Gain an insight into Sally Gabori’s painting technique


Mirdidingkingathi Juwarnda Sally Gabori’s instinct for colour and composition approaches abstraction while conveying a deep connection to her important places and family.

This is the tabletop on which Sally Gabori painted many of her smaller works. Her large-scale works were painted against the eastern wall of the art centre on Mornington Island, facing toward her country. The tabletop gives an insight into the way Gabori worked, its texture revealing the way she mixed wet paints together on the surface of the canvas and pushed excess paint over the edges.

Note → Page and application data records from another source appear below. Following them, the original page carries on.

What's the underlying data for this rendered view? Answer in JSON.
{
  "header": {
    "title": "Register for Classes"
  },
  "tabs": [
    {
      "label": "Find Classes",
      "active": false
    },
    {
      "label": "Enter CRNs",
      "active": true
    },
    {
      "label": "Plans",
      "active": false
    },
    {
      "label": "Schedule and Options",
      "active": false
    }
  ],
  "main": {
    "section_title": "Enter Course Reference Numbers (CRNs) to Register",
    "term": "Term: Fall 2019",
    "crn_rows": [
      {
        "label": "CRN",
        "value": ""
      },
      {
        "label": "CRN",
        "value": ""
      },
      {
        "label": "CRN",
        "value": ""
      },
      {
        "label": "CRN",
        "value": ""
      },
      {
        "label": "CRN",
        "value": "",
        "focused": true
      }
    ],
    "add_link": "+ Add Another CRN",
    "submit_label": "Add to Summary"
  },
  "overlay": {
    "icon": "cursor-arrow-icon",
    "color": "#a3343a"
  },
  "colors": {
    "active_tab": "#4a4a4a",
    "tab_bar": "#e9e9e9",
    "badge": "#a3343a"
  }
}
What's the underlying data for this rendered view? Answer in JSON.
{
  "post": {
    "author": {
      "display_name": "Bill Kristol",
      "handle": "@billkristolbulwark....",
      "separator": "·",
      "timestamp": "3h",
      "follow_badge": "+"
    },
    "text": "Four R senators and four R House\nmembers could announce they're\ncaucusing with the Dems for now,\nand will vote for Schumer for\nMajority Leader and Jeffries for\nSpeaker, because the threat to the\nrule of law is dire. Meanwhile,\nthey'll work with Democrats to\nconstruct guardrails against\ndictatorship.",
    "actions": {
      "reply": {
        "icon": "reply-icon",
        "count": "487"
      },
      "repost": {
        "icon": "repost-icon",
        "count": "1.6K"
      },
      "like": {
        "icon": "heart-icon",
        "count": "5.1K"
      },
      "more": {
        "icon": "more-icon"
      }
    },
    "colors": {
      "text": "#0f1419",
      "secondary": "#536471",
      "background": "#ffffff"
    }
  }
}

When Gabori painted, she often laughed and sang, reminiscing about the people and places she was painting. When she was reunited with her works in art galleries she would sing to them, reaffirming the links between the paintings and the places and people connected to them through Kayardild language and song.

DELVE DEEPER: The life and art of Sally Gabori

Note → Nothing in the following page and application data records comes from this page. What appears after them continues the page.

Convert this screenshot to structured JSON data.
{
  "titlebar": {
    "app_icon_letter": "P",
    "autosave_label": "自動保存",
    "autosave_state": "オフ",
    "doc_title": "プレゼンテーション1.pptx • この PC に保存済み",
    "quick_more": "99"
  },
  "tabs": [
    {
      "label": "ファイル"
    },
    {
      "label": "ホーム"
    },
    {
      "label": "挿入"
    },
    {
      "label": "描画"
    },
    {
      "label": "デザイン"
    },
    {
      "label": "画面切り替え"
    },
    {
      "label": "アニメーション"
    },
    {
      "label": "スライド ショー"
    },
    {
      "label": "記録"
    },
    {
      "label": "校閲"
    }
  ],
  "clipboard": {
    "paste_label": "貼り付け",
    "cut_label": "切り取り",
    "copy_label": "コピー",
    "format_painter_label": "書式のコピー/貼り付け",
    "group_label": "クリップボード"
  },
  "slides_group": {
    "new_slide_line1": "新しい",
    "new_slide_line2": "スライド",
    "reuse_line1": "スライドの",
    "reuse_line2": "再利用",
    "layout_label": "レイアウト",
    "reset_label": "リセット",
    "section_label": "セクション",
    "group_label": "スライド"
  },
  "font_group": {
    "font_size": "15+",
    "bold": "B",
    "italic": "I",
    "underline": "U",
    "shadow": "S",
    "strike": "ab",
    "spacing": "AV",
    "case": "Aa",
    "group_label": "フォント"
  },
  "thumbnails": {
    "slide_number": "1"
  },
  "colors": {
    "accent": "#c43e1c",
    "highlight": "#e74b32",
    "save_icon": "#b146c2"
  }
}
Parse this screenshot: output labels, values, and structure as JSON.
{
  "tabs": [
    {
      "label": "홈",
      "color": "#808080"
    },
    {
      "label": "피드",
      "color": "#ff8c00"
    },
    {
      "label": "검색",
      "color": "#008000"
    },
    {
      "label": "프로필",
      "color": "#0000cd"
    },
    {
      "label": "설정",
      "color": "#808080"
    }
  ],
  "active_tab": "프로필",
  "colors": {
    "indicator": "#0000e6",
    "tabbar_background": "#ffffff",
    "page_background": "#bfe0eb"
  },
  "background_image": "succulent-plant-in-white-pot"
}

Mirdidingkingathi Juwarnda Sally Gabori, Kaiadilt people, Australia c.1924–2015 / Painting table / Tabletop and paintbrush with synthetic polymer paint / Collection: Beverly and Anthony Knight, OAM / © Mirdidingkingathi Juwarnda Sally Gabori/Copyright Agency / Photographs: M Sherwood © QAGOMA

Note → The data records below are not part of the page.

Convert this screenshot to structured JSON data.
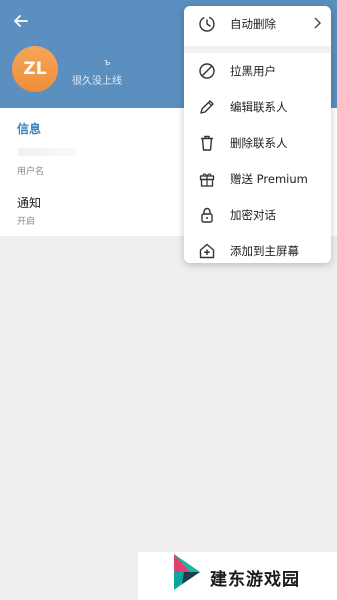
{
  "profile": {
    "avatar_initials": "ZL",
    "name_fragment": "ъ",
    "last_seen": "很久没上线"
  },
  "info": {
    "section_title": "信息",
    "username_label": "用户名",
    "notifications_label": "通知",
    "notifications_value": "开启"
  },
  "menu": {
    "items": [
      {
        "label": "自动删除",
        "icon": "auto-delete-timer-icon"
      },
      {
        "label": "拉黑用户",
        "icon": "block-icon"
      },
      {
        "label": "编辑联系人",
        "icon": "pencil-icon"
      },
      {
        "label": "删除联系人",
        "icon": "trash-icon"
      },
      {
        "label": "赠送 Premium",
        "icon": "gift-icon"
      },
      {
        "label": "加密对话",
        "icon": "lock-icon"
      },
      {
        "label": "添加到主屏幕",
        "icon": "add-to-home-icon"
      }
    ]
  },
  "watermark": {
    "text": "建东游戏园"
  },
  "colors": {
    "header": "#5b8fbf",
    "accent": "#3b82c4",
    "avatar": "#f09640"
  }
}
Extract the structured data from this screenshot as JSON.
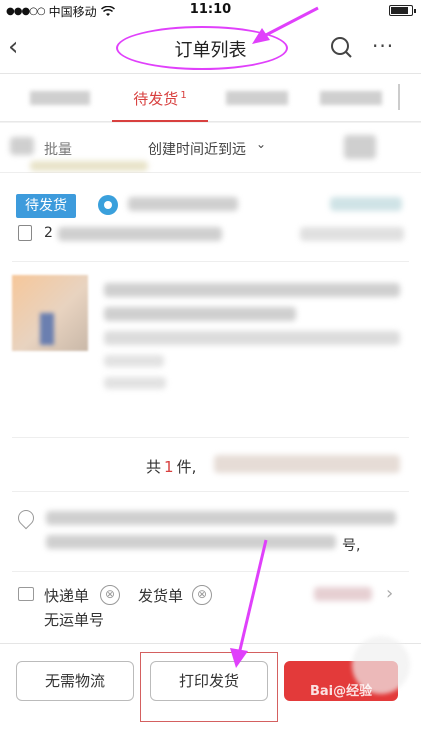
{
  "statusbar": {
    "carrier": "中国移动",
    "signal_dots": "●●●○○",
    "time": "11:10",
    "battery_level": 0.85
  },
  "navbar": {
    "back_glyph": "‹",
    "title": "订单列表",
    "more_glyph": "···"
  },
  "tabs": {
    "active_label": "待发货",
    "active_count": "1"
  },
  "filter": {
    "batch_label": "批量",
    "sort_label": "创建时间近到远",
    "sort_chevron": "⌄"
  },
  "order": {
    "status_badge": "待发货",
    "order_no_prefix": "2",
    "total_prefix": "共",
    "total_count": "1",
    "total_suffix": "件,",
    "address_tail": "号,",
    "waybill_label": "快递单",
    "shipping_label": "发货单",
    "no_tracking": "无运单号",
    "remove_glyph": "⊗"
  },
  "actions": {
    "no_logistics": "无需物流",
    "print_ship": "打印发货",
    "watermark": "Bai@经验"
  },
  "colors": {
    "accent": "#d8403f",
    "badge": "#3d9bdc",
    "annotation": "#e040fb"
  }
}
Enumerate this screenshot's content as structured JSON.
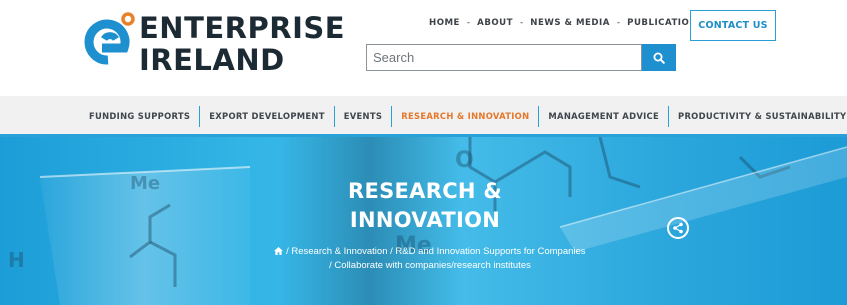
{
  "brand": {
    "line1": "ENTERPRISE",
    "line2": "IRELAND",
    "accent": "#1e90d0",
    "dot": "#e8822a"
  },
  "top_nav": {
    "items": [
      "HOME",
      "ABOUT",
      "NEWS & MEDIA",
      "PUBLICATIONS"
    ],
    "separator": "-"
  },
  "contact_button": "CONTACT US",
  "search": {
    "placeholder": "Search",
    "icon": "search-icon"
  },
  "main_nav": {
    "items": [
      "FUNDING SUPPORTS",
      "EXPORT DEVELOPMENT",
      "EVENTS",
      "RESEARCH & INNOVATION",
      "MANAGEMENT ADVICE",
      "PRODUCTIVITY & SUSTAINABILITY"
    ],
    "active": "RESEARCH & INNOVATION",
    "active_color": "#e5782a",
    "underline_color": "#2aa0d8"
  },
  "hero": {
    "title_line1": "RESEARCH &",
    "title_line2": "INNOVATION",
    "breadcrumb": {
      "home_icon": "home-icon",
      "items": [
        "Research & Innovation",
        "R&D and Innovation Supports for Companies",
        "Collaborate with companies/research institutes"
      ],
      "separator": "/"
    },
    "share_icon": "share-icon"
  }
}
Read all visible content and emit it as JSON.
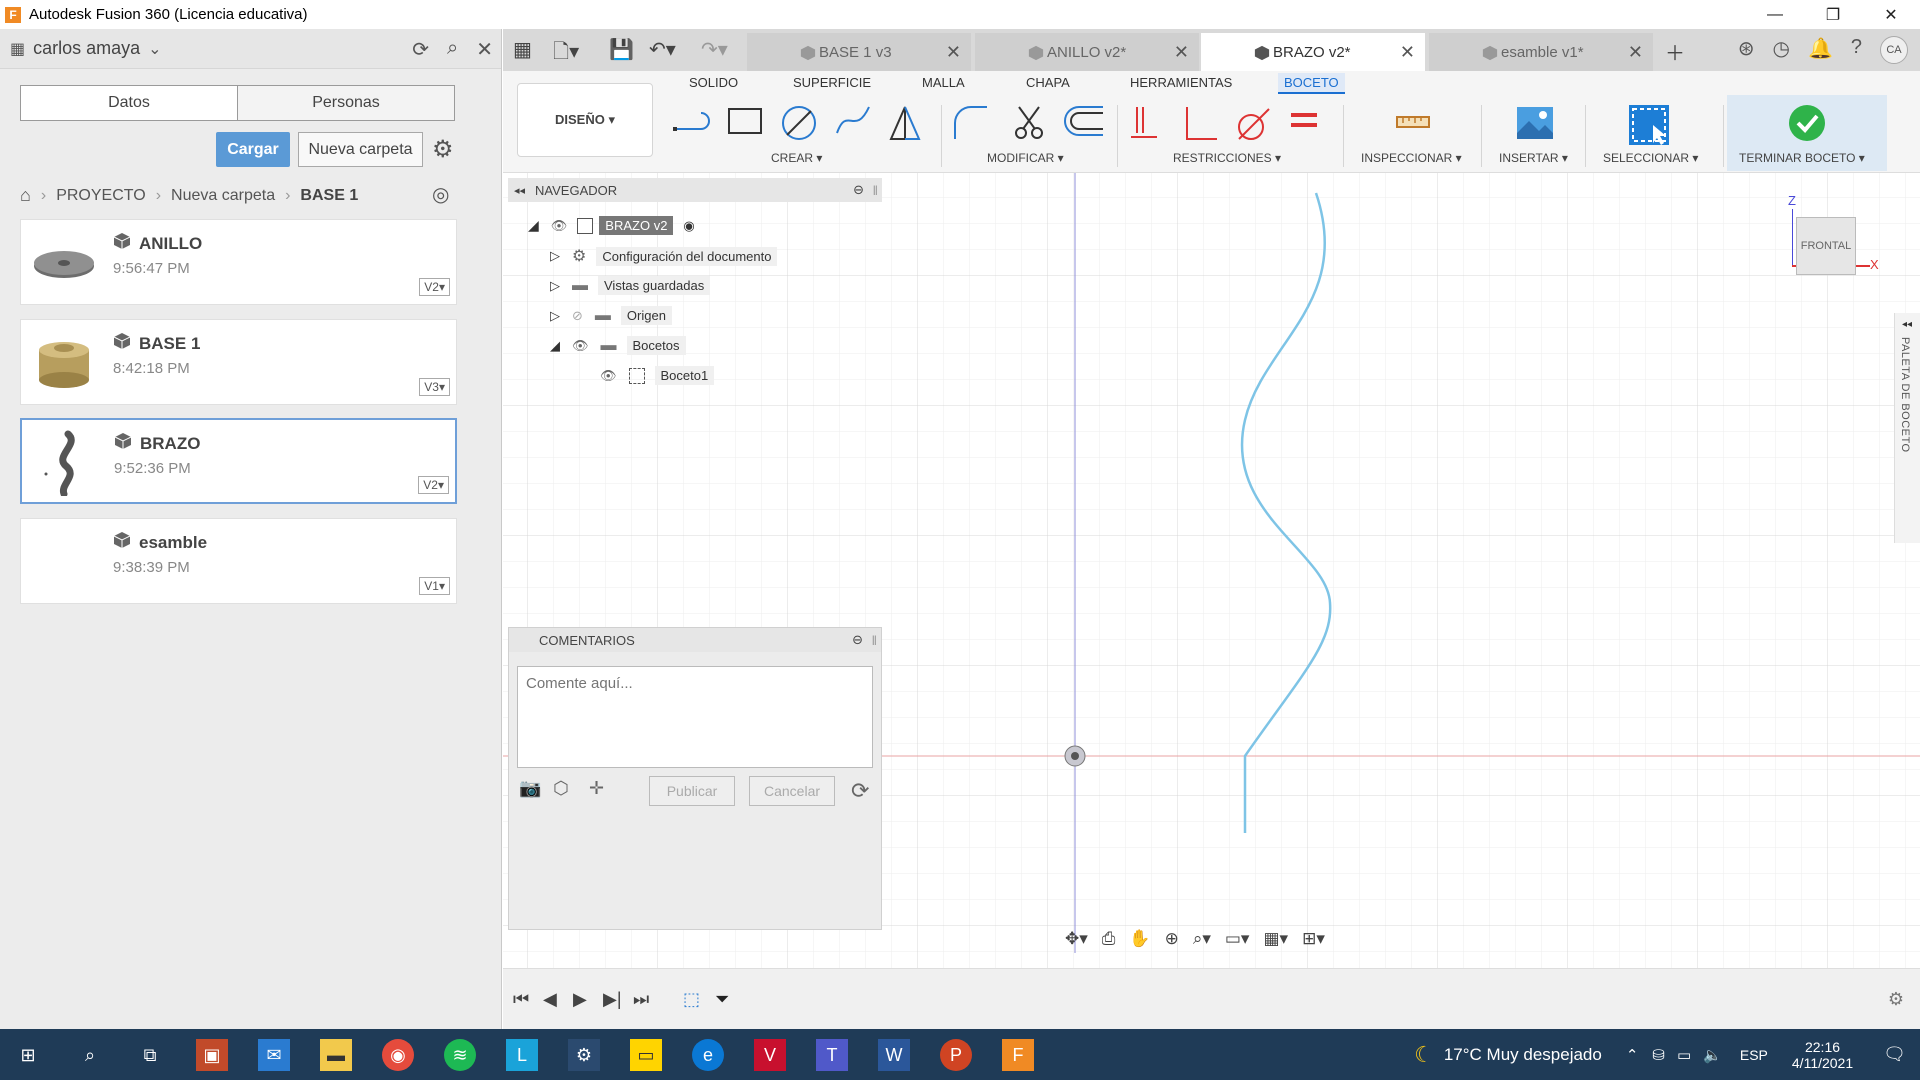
{
  "window": {
    "title": "Autodesk Fusion 360 (Licencia educativa)",
    "app_icon": "F"
  },
  "data_panel": {
    "user": "carlos amaya",
    "tabs": [
      "Datos",
      "Personas"
    ],
    "upload_label": "Cargar",
    "new_folder_label": "Nueva carpeta",
    "breadcrumb": [
      "PROYECTO",
      "Nueva carpeta",
      "BASE 1"
    ],
    "items": [
      {
        "name": "ANILLO",
        "time": "9:56:47 PM",
        "version": "V2▾"
      },
      {
        "name": "BASE 1",
        "time": "8:42:18 PM",
        "version": "V3▾"
      },
      {
        "name": "BRAZO",
        "time": "9:52:36 PM",
        "version": "V2▾"
      },
      {
        "name": "esamble",
        "time": "9:38:39 PM",
        "version": "V1▾"
      }
    ]
  },
  "doc_tabs": [
    {
      "label": "BASE 1 v3",
      "active": false
    },
    {
      "label": "ANILLO v2*",
      "active": false
    },
    {
      "label": "BRAZO v2*",
      "active": true
    },
    {
      "label": "esamble v1*",
      "active": false
    }
  ],
  "user_initials": "CA",
  "ribbon": {
    "workspace": "DISEÑO ▾",
    "tabs": [
      "SOLIDO",
      "SUPERFICIE",
      "MALLA",
      "CHAPA",
      "HERRAMIENTAS",
      "BOCETO"
    ],
    "active_tab": "BOCETO",
    "groups": [
      "CREAR ▾",
      "MODIFICAR ▾",
      "RESTRICCIONES ▾",
      "INSPECCIONAR ▾",
      "INSERTAR ▾",
      "SELECCIONAR ▾",
      "TERMINAR BOCETO ▾"
    ]
  },
  "browser": {
    "title": "NAVEGADOR",
    "root": "BRAZO v2",
    "nodes": [
      "Configuración del documento",
      "Vistas guardadas",
      "Origen",
      "Bocetos"
    ],
    "sketch": "Boceto1"
  },
  "comments": {
    "title": "COMENTARIOS",
    "placeholder": "Comente aquí...",
    "publish": "Publicar",
    "cancel": "Cancelar"
  },
  "viewcube": {
    "face": "FRONTAL",
    "axis_z": "Z",
    "axis_x": "X"
  },
  "sketch_palette_label": "PALETA DE BOCETO",
  "taskbar": {
    "weather": "17°C  Muy despejado",
    "lang": "ESP",
    "time": "22:16",
    "date": "4/11/2021"
  },
  "colors": {
    "accent": "#1a6fd1",
    "sketch_line": "#7ec4e6",
    "taskbar": "#1f3b57"
  }
}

Acknowledgment of Country
The Queensland Art Gallery | Gallery of Modern Art acknowledges the Traditional Owners of the land on which the Gallery stands in Brisbane. We pay respect to Aboriginal and Torres Strait Islander Elders past and present and, in the spirit of reconciliation, acknowledge the immense creative contribution First Australians make to the art and culture of this country.

It is customary in many Indigenous communities not to mention the name or reproduce photographs of the deceased. All such mentions and photographs on the QAGOMA Blog are with permission, however, care and discretion should be exercised.